But I am so far from intermediate.

Korean language textbook, Beginning 1
Korean language textbook, Beginning 2
The books I use to review!

Fast forward, I took an unnecessarily long break from Korean once the winter 2021 semester ended and I’ve only spent the last two months reviewing everything I’ve learned. I realized that I couldn’t dive into intermediate level without reviewing the crucial basics first. Aside from reviewing my notes and the textbooks I am:

Watching a lot of K-dramas and variety shows. It might sound silly but when you’re an introvert, they really help to get acquainted with the sound of the language and pick up slang and lingo that I’m not exposed to in the textbook. I do so much reading and writing that I neglect my auditory retention of the language and consuming Korean content is one way of doing it. I focus on listening before reading the subtitles immediately and it’s been helping.

Netflix K-Drama "Nevertheless", cherry blossom trees at night
What I’m currently watching!

Taking up tutoring. I used iTalki, a website for dedicated language tutors and teachers who offer class packages at affordable rates, to find my tutor. This was definitely a gamechanger for me in my language journey. I make lots of mistakes when conversing in Korean with my tutor but it’s increasingly helping me to improve my confidence and retention of the language. Again, I’m so used to putting the language to pen and paper that I can get so lost when I try to converse from mouth. Having a tutor forced me to step out of my comfort zone; while it was the most costly investment I’d say it was a worthwhile one.
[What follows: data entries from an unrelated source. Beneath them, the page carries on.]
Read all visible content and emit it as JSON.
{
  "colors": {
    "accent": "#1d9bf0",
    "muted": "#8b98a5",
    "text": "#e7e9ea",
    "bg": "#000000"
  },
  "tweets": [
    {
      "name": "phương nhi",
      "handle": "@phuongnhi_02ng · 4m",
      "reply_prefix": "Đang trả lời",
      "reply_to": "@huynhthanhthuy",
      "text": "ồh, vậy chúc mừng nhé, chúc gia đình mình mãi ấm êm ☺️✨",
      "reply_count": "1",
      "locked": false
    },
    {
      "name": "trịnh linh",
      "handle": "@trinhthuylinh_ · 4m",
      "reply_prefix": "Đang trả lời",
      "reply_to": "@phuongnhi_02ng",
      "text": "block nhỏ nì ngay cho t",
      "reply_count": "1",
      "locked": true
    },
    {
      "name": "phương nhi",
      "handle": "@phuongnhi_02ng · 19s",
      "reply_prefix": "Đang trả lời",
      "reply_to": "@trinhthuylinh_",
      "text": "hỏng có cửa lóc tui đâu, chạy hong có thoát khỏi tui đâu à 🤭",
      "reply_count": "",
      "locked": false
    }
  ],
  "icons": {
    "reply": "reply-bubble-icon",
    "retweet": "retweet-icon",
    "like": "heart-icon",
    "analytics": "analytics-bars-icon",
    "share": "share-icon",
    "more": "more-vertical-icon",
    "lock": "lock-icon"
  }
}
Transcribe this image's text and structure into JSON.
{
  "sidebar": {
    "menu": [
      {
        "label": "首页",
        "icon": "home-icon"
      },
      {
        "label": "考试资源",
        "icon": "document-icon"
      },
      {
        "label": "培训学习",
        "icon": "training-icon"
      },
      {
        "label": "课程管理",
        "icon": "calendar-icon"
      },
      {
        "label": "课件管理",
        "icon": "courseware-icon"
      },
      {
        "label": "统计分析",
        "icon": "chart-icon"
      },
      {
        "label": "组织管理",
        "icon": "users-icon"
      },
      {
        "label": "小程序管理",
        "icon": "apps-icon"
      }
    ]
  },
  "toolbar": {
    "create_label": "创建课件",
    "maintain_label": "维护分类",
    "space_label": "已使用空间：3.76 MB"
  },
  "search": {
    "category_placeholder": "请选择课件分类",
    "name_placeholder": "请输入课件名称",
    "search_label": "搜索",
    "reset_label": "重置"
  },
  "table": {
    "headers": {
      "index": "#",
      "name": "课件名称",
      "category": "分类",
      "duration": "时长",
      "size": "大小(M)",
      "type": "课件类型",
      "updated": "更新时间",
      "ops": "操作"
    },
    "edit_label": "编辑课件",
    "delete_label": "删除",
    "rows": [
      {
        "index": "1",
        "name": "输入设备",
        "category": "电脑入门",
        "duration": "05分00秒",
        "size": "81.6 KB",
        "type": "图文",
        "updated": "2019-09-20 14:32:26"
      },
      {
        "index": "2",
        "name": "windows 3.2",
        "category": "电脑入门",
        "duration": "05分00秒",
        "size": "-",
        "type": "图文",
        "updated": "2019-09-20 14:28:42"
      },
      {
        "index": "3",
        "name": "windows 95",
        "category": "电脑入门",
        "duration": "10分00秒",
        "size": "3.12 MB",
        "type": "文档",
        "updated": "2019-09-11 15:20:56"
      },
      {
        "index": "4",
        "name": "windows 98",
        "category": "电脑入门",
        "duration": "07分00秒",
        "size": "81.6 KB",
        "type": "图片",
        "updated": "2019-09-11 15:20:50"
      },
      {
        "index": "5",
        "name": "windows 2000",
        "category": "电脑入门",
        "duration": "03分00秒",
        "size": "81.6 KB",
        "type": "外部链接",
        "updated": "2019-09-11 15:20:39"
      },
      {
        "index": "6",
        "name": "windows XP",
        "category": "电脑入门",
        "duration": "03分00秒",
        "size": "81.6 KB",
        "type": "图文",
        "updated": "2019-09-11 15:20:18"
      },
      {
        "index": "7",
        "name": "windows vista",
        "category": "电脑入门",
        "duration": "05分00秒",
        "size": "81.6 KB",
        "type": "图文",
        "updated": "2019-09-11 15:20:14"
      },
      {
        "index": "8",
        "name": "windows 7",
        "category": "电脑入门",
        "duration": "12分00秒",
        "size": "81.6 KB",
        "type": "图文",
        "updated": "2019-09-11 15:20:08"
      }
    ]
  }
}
screenshot of language tutoring website

I learned that you can read countless textbooks and manuals on a language, but you’ll always miss out on that conversational aspect and I think that closes a lot of doors for what someone could learn in a language. In tutoring, I’m learning more about culture and differences in social norms between Canada and South Korea and it affects my Korean language learning positively.

0 comments on “Everything I’m Using to Learn Korean: Textbooks, Tutoring, K-Dramas and More

Leave a Reply

Your email address will not be published. Required fields are marked *